Results: In each case, specific staining was observed for neurons that had the morphological appearance of interneurons. By double-labeling sections with plasma and with antibodies directed against γ-aminobutyric acid (GABA), we determined that all autoantibody-positive neurons were GABAergic. However, not all GABAergic neurons were autoantibody-positive. Calbindin was colabeled in several of the autoantibody-labeled cells, while parvalbumin colabeling was less frequently observed. Autoantibody-positive cells rarely expressed calretinin. Sections from the mouse brain processed similarly to the primate sections also demonstrated immunoreactivity to interneurons distributed throughout the neocortex and many subcortical regions. Some cell populations stained in the primate (such as the Golgi neurons in the cerebellum) were not as robustly immunoreactive in the mouse brain.
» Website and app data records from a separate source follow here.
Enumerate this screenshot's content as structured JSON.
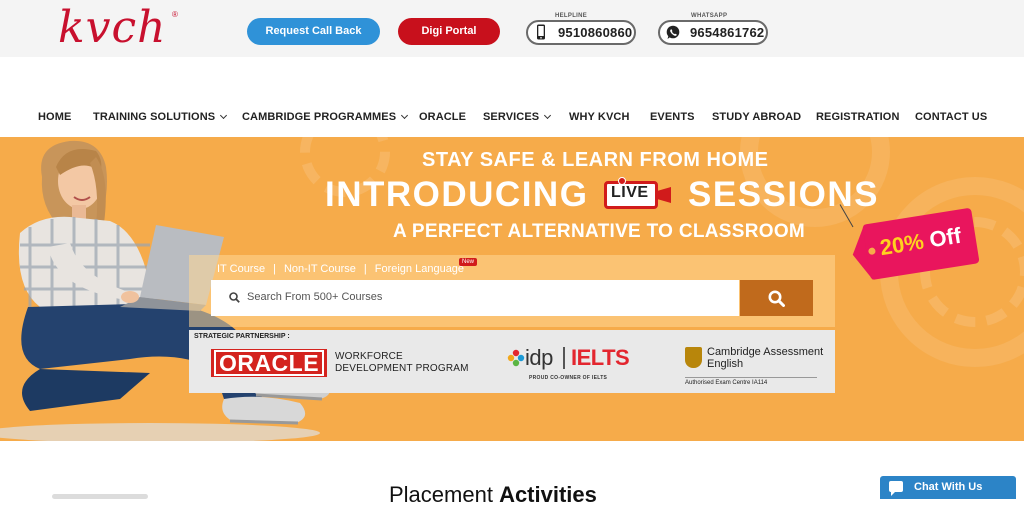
{
  "header": {
    "logo_text": "kvch",
    "logo_mark": "®",
    "request_call_back": "Request Call Back",
    "digi_portal": "Digi Portal",
    "helpline_caption": "HELPLINE",
    "helpline_number": "9510860860",
    "whatsapp_caption": "WHATSAPP",
    "whatsapp_number": "9654861762"
  },
  "nav": {
    "items": [
      {
        "label": "HOME",
        "dropdown": false
      },
      {
        "label": "TRAINING SOLUTIONS",
        "dropdown": true
      },
      {
        "label": "CAMBRIDGE PROGRAMMES",
        "dropdown": true
      },
      {
        "label": "ORACLE",
        "dropdown": false
      },
      {
        "label": "SERVICES",
        "dropdown": true
      },
      {
        "label": "WHY KVCH",
        "dropdown": false
      },
      {
        "label": "EVENTS",
        "dropdown": false
      },
      {
        "label": "STUDY ABROAD",
        "dropdown": false
      },
      {
        "label": "REGISTRATION",
        "dropdown": false
      },
      {
        "label": "CONTACT US",
        "dropdown": false
      }
    ]
  },
  "hero": {
    "line1": "STAY SAFE & LEARN FROM HOME",
    "line2a": "INTRODUCING",
    "live_label": "LIVE",
    "line2b": "SESSIONS",
    "line3": "A PERFECT ALTERNATIVE TO CLASSROOM",
    "offer_value": "20%",
    "offer_word": "Off",
    "tabs": [
      "IT Course",
      "Non-IT Course",
      "Foreign Language"
    ],
    "tab_separator": "|",
    "new_badge": "New",
    "search_placeholder": "Search From 500+ Courses"
  },
  "partnership": {
    "caption": "STRATEGIC PARTNERSHIP :",
    "oracle": "ORACLE",
    "oracle_program_line1": "WORKFORCE",
    "oracle_program_line2": "DEVELOPMENT PROGRAM",
    "idp": "idp",
    "ielts": "IELTS",
    "idp_sub": "PROUD CO-OWNER OF IELTS",
    "cambridge_line1": "Cambridge Assessment",
    "cambridge_line2": "English",
    "cambridge_sub": "Authorised Exam Centre IA114"
  },
  "section": {
    "title_regular": "Placement ",
    "title_bold": "Activities"
  },
  "chat": {
    "label": "Chat With Us"
  },
  "colors": {
    "brand_red": "#c8102e",
    "hero_orange": "#f6ab4a",
    "call_blue": "#2f92d8",
    "digi_red": "#c8101c",
    "tag_pink": "#e9155d",
    "search_button": "#c06a1c",
    "chat_blue": "#2c84c7"
  }
}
Conclusions: These results suggest that the earlier report of autoantibody immunoreactivity to specific cells in the cerebellum extend to other regions of the brain. Further, these findings confirm the autoantibody-targeted cells to be a subpopulation of GABAergic interneurons. The potential impact of these autoantibodies on GABAergic disruption with respect to the etiology of autism is discussed herein.

No MeSH data available.


Related in: MedlinePlus